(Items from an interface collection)
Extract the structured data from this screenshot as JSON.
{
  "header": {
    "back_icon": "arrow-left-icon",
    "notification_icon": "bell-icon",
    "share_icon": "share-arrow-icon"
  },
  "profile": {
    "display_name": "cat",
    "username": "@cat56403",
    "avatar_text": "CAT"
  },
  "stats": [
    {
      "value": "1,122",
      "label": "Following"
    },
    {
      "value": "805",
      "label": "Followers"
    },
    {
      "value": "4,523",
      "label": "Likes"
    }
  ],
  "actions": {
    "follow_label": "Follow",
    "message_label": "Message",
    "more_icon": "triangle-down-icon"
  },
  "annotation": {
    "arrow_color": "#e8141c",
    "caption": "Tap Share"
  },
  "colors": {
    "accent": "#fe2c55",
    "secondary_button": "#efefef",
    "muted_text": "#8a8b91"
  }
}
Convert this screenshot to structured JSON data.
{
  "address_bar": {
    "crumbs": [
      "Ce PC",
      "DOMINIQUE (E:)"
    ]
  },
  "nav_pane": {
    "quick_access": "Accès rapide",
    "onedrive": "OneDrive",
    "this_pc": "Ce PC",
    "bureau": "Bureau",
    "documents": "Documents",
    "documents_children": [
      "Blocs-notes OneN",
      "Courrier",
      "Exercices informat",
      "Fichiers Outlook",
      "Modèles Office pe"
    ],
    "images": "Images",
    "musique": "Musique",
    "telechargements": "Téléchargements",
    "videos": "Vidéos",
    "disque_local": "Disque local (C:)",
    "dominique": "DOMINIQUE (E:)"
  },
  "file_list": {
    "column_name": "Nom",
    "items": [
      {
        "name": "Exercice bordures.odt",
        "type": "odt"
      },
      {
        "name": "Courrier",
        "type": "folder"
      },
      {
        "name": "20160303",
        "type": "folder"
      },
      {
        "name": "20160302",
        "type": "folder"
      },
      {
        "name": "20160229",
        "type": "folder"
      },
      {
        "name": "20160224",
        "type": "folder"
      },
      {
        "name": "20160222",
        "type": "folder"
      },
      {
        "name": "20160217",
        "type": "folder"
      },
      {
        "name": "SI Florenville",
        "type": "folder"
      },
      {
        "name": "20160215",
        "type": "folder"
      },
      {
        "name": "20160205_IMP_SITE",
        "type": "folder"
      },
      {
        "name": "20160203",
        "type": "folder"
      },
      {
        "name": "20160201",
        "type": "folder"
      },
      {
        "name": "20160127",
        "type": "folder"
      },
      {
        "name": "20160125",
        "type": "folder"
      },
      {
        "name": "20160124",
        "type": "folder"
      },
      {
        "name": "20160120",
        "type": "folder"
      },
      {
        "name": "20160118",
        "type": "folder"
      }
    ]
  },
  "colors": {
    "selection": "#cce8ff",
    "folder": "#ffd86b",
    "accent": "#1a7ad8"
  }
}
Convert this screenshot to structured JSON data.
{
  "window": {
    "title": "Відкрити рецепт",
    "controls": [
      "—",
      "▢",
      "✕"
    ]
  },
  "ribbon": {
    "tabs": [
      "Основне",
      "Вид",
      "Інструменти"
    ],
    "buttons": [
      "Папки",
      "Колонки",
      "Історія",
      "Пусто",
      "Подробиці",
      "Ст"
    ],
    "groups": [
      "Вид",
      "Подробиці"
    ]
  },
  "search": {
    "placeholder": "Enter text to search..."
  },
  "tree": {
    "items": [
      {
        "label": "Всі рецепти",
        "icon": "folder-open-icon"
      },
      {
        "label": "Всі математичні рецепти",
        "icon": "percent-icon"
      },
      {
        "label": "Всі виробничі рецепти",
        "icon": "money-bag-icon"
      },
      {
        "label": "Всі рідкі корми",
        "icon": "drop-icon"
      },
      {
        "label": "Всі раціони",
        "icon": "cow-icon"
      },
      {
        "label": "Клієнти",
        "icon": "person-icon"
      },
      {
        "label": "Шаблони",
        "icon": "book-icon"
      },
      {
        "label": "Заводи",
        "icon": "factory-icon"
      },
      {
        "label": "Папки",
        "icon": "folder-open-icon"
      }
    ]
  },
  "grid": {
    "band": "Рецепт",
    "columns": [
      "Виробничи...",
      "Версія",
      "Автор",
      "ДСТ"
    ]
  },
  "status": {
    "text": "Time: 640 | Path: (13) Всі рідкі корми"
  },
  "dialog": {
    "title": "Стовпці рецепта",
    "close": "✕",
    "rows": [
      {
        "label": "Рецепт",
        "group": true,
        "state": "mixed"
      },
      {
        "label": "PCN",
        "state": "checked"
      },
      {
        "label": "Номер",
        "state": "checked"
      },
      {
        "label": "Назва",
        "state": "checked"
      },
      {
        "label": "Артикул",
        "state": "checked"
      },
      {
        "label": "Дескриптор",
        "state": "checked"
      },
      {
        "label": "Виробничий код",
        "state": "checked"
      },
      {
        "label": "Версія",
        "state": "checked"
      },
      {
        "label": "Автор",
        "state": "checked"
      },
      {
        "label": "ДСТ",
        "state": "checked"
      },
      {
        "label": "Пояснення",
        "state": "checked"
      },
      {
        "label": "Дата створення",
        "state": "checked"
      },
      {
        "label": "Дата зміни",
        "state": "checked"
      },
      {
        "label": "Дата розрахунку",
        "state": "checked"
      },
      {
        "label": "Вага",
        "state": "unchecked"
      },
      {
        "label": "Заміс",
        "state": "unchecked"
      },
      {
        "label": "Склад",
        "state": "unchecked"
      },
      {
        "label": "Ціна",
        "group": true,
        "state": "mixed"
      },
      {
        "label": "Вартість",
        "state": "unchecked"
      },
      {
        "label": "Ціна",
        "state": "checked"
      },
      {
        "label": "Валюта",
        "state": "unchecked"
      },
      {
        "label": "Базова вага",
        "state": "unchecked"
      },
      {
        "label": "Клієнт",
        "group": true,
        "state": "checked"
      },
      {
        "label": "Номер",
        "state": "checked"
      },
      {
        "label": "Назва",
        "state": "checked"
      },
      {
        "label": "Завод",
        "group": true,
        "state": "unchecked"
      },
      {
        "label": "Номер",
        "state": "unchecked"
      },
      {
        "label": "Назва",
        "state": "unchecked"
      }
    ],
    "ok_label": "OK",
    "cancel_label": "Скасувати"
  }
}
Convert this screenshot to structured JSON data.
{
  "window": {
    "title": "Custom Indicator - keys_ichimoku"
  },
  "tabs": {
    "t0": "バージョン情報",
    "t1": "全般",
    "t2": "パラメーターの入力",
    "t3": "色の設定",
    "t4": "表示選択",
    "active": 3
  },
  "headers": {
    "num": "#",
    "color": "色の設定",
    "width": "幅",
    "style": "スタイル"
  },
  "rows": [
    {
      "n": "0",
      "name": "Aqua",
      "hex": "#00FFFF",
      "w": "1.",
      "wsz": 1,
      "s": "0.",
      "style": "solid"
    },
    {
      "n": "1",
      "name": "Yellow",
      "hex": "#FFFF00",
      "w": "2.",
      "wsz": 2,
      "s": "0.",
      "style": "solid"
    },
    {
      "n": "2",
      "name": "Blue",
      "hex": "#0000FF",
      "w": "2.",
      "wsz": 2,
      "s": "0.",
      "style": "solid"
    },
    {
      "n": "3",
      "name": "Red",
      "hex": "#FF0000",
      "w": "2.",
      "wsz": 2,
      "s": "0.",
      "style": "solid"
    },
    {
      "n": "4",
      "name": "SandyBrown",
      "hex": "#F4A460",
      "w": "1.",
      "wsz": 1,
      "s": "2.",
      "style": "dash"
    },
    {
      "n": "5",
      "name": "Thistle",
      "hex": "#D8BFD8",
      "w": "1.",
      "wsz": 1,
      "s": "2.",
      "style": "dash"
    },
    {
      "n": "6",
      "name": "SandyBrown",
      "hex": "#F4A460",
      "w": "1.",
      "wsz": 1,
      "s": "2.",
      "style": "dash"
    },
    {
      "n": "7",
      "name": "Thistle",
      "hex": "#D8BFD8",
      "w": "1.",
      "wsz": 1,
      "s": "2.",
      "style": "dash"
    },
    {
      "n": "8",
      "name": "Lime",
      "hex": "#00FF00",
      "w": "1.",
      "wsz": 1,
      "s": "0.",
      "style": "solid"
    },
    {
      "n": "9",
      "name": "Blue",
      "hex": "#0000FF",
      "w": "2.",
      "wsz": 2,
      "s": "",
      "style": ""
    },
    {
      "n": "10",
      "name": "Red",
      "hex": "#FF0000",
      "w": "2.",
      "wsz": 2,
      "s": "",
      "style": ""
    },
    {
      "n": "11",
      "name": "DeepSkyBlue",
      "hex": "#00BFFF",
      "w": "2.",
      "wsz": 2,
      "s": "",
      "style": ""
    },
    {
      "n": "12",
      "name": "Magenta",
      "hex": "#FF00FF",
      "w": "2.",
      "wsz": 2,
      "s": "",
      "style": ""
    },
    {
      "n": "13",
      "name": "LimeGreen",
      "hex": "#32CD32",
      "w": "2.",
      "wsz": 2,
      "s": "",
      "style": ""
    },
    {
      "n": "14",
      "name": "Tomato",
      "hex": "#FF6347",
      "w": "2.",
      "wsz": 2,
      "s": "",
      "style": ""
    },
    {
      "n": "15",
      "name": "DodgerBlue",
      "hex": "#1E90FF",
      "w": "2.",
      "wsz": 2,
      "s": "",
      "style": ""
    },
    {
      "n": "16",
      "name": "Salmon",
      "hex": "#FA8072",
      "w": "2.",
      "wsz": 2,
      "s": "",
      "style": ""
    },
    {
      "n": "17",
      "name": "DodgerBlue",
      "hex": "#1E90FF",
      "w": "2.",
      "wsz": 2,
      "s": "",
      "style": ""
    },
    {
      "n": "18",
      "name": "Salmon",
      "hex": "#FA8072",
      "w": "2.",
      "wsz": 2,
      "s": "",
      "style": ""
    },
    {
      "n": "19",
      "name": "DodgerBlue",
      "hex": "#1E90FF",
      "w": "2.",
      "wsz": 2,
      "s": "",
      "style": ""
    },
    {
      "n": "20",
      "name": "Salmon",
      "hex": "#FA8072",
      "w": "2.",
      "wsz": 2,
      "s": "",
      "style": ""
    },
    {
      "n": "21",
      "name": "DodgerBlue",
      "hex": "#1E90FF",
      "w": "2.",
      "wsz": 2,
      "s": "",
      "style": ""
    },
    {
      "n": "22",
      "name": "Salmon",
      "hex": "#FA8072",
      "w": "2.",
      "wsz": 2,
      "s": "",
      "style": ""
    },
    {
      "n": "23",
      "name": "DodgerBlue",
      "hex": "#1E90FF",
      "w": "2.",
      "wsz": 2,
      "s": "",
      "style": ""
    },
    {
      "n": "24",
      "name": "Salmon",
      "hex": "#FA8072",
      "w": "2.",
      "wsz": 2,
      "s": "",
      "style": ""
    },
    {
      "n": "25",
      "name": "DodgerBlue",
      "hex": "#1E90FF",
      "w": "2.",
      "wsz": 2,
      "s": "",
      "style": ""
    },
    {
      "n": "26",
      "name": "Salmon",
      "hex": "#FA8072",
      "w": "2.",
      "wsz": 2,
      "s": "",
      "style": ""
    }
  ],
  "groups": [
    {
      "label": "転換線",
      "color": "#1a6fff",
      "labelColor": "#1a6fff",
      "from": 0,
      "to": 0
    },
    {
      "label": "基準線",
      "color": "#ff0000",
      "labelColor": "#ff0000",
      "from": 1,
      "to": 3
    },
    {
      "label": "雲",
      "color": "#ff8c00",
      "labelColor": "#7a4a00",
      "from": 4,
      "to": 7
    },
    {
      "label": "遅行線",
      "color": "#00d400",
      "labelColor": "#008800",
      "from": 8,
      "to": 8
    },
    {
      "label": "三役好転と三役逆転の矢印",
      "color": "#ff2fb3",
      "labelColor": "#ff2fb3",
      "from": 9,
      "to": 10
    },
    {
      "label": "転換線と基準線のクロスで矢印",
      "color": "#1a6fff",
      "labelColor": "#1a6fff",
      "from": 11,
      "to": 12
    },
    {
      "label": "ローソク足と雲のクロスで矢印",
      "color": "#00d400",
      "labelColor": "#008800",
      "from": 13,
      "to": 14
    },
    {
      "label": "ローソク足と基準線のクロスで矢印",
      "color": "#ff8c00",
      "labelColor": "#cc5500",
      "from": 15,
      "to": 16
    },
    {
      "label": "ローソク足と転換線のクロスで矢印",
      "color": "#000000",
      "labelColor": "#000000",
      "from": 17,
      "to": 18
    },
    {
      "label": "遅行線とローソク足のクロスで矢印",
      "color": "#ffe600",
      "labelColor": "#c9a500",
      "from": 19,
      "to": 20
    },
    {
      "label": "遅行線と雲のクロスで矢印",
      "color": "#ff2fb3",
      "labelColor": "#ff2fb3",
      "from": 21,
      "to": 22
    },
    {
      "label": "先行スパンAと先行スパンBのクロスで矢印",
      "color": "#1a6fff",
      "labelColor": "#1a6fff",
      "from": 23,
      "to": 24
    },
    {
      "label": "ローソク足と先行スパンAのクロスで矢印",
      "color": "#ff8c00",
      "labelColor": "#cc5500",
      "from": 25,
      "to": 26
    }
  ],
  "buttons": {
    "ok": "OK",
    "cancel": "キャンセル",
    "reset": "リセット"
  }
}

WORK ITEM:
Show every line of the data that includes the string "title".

SOLVED PROBLEM:
    "title": "Відкрити рецепт",
    "title": "Стовпці рецепта",
    "title": "Custom Indicator - keys_ichimoku"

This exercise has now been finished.